Which Joe gave his name to ‘sloppy joes’? We look at five interesting sandwiches and their lexical origins.
(of a person) very suntanned:‘she'd lost her pale, city complexion and become as brown as a berry’
- ‘To play on the trampoline and go off to la playa and get brown as a berry.’
- ‘He's brown as a berry from ridin' the prairie and sings with an ol' western drawl.’
- ‘I am sure you will have the holiday of a lifetime and come back to the town looking brown as a berry.’
- ‘A rugged little fellow of manly countenance, black-haired, and brown as a berry, was among the passengers of the steamship California who were transferred yesterday to Ellis Island.’
- ‘In the words of Bruce Springsteen, we went down to the river, and into the river we dived, along with the au pair girl, who was by now as brown as a berry.’
- ‘I am now as brown as a berry all in a short fortnight.’

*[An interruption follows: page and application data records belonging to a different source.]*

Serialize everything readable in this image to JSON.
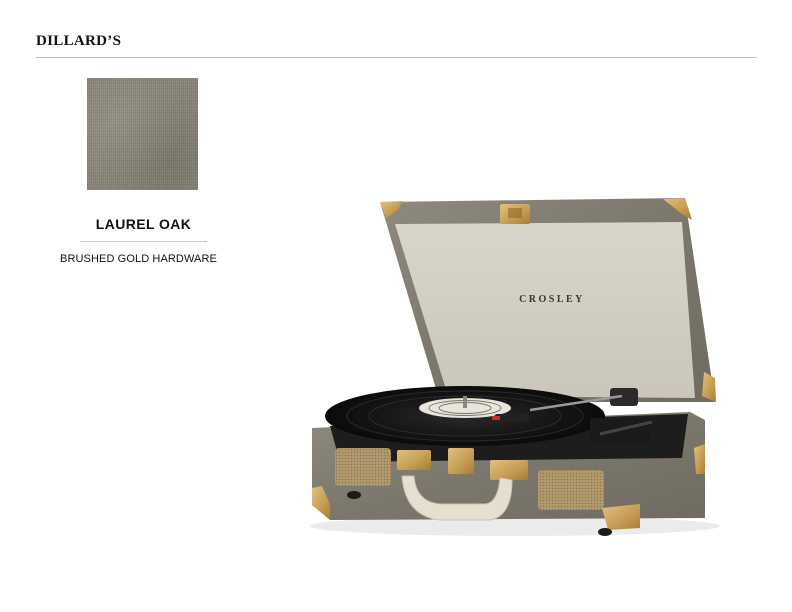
{
  "header": {
    "brand": "DILLARD’S"
  },
  "swatch": {
    "color": "#8a8679"
  },
  "color_option": {
    "name": "LAUREL OAK",
    "hardware": "BRUSHED GOLD HARDWARE"
  },
  "product": {
    "lid_logo": "CROSLEY",
    "case_color": "#7f7b70",
    "hardware_color": "#c9a25a"
  }
}
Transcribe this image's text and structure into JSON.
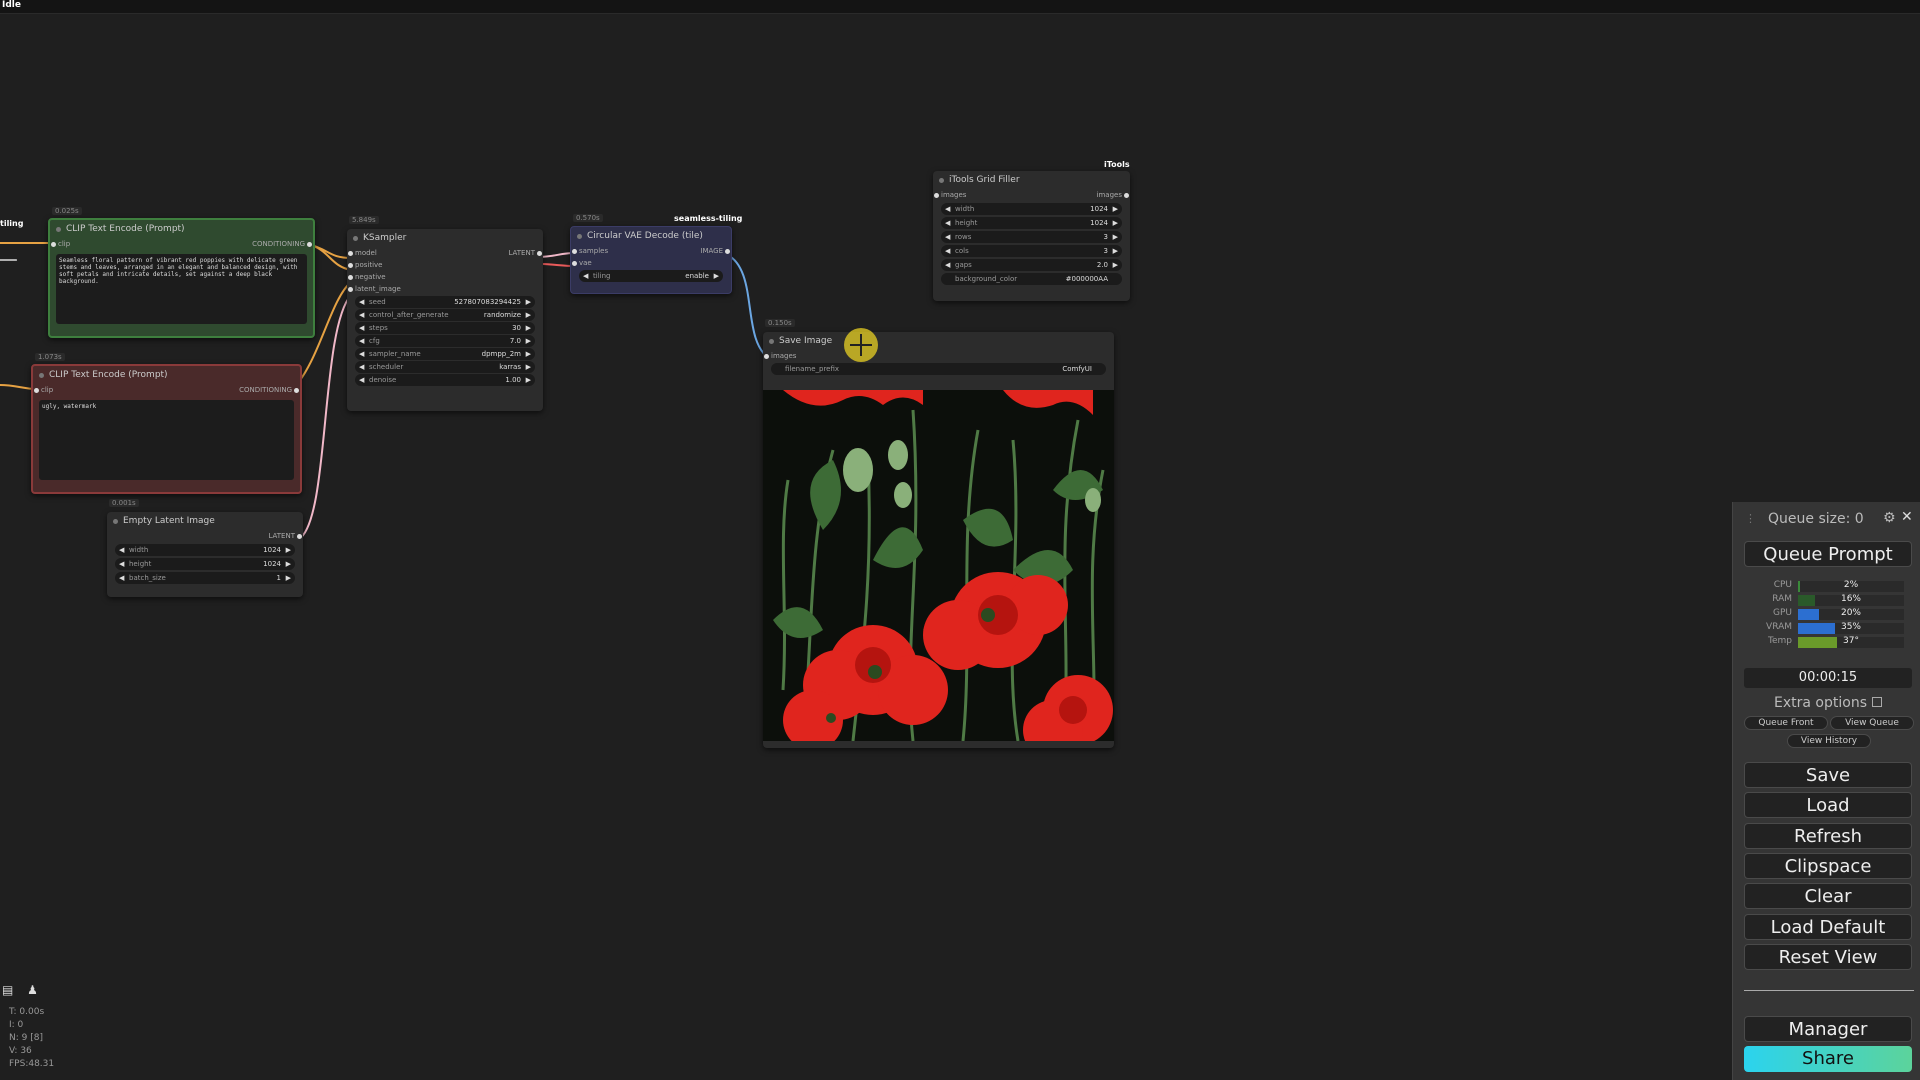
{
  "status": "Idle",
  "tags": {
    "itools": "iTools",
    "seamless": "seamless-tiling",
    "left_edge": "tiling"
  },
  "nodes": {
    "clip_pos": {
      "time": "0.025s",
      "title": "CLIP Text Encode (Prompt)",
      "input": "clip",
      "output": "CONDITIONING",
      "text": "Seamless floral pattern of vibrant red poppies with delicate green stems and leaves, arranged in an elegant and balanced design, with soft petals and intricate details, set against a deep black background."
    },
    "clip_neg": {
      "time": "1.073s",
      "title": "CLIP Text Encode (Prompt)",
      "input": "clip",
      "output": "CONDITIONING",
      "text": "ugly, watermark"
    },
    "empty_latent": {
      "time": "0.001s",
      "title": "Empty Latent Image",
      "output": "LATENT",
      "widgets": [
        {
          "label": "width",
          "value": "1024"
        },
        {
          "label": "height",
          "value": "1024"
        },
        {
          "label": "batch_size",
          "value": "1"
        }
      ]
    },
    "ksampler": {
      "time": "5.849s",
      "title": "KSampler",
      "inputs": [
        "model",
        "positive",
        "negative",
        "latent_image"
      ],
      "output": "LATENT",
      "widgets": [
        {
          "label": "seed",
          "value": "527807083294425"
        },
        {
          "label": "control_after_generate",
          "value": "randomize"
        },
        {
          "label": "steps",
          "value": "30"
        },
        {
          "label": "cfg",
          "value": "7.0"
        },
        {
          "label": "sampler_name",
          "value": "dpmpp_2m"
        },
        {
          "label": "scheduler",
          "value": "karras"
        },
        {
          "label": "denoise",
          "value": "1.00"
        }
      ]
    },
    "vae_decode": {
      "time": "0.570s",
      "title": "Circular VAE Decode (tile)",
      "inputs": [
        "samples",
        "vae"
      ],
      "output": "IMAGE",
      "widgets": [
        {
          "label": "tiling",
          "value": "enable"
        }
      ]
    },
    "grid_filler": {
      "title": "iTools Grid Filler",
      "input": "images",
      "output": "images",
      "widgets": [
        {
          "label": "width",
          "value": "1024"
        },
        {
          "label": "height",
          "value": "1024"
        },
        {
          "label": "rows",
          "value": "3"
        },
        {
          "label": "cols",
          "value": "3"
        },
        {
          "label": "gaps",
          "value": "2.0"
        },
        {
          "label": "background_color",
          "value": "#000000AA"
        }
      ]
    },
    "save_image": {
      "time": "0.150s",
      "title": "Save Image",
      "input": "images",
      "prefix_label": "filename_prefix",
      "prefix_value": "ComfyUI"
    }
  },
  "panel": {
    "queue_size": "Queue size: 0",
    "queue_prompt": "Queue Prompt",
    "stats": [
      {
        "label": "CPU",
        "value": "2%",
        "fraction": 0.02,
        "color": "#3a8a3a"
      },
      {
        "label": "RAM",
        "value": "16%",
        "fraction": 0.16,
        "color": "#2a5a2a"
      },
      {
        "label": "GPU",
        "value": "20%",
        "fraction": 0.2,
        "color": "#2c6fd1"
      },
      {
        "label": "VRAM",
        "value": "35%",
        "fraction": 0.35,
        "color": "#2c6fd1"
      },
      {
        "label": "Temp",
        "value": "37°",
        "fraction": 0.37,
        "color": "#6a9a2a"
      }
    ],
    "timer": "00:00:15",
    "extra_options": "Extra options",
    "queue_front": "Queue Front",
    "view_queue": "View Queue",
    "view_history": "View History",
    "buttons": [
      "Save",
      "Load",
      "Refresh",
      "Clipspace",
      "Clear",
      "Load Default",
      "Reset View"
    ],
    "manager": "Manager",
    "share": "Share"
  },
  "debug": [
    "T: 0.00s",
    "I: 0",
    "N: 9 [8]",
    "V: 36",
    "FPS:48.31"
  ],
  "icons": [
    "sidebar-toggle-icon",
    "bell-icon",
    "gear-icon",
    "close-icon",
    "plus-cursor-icon"
  ]
}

- ‘With luck I'll be brown as a berry once more by the end of the summer.’
We take a look at several popular, though confusing, punctuation marks.
From Afghanistan to Zimbabwe, discover surprising and intriguing language facts from around the globe.
The definitions of ‘buddy’ and ‘bro’ in the OED have recently been revised. We explore their history and increase in popularity.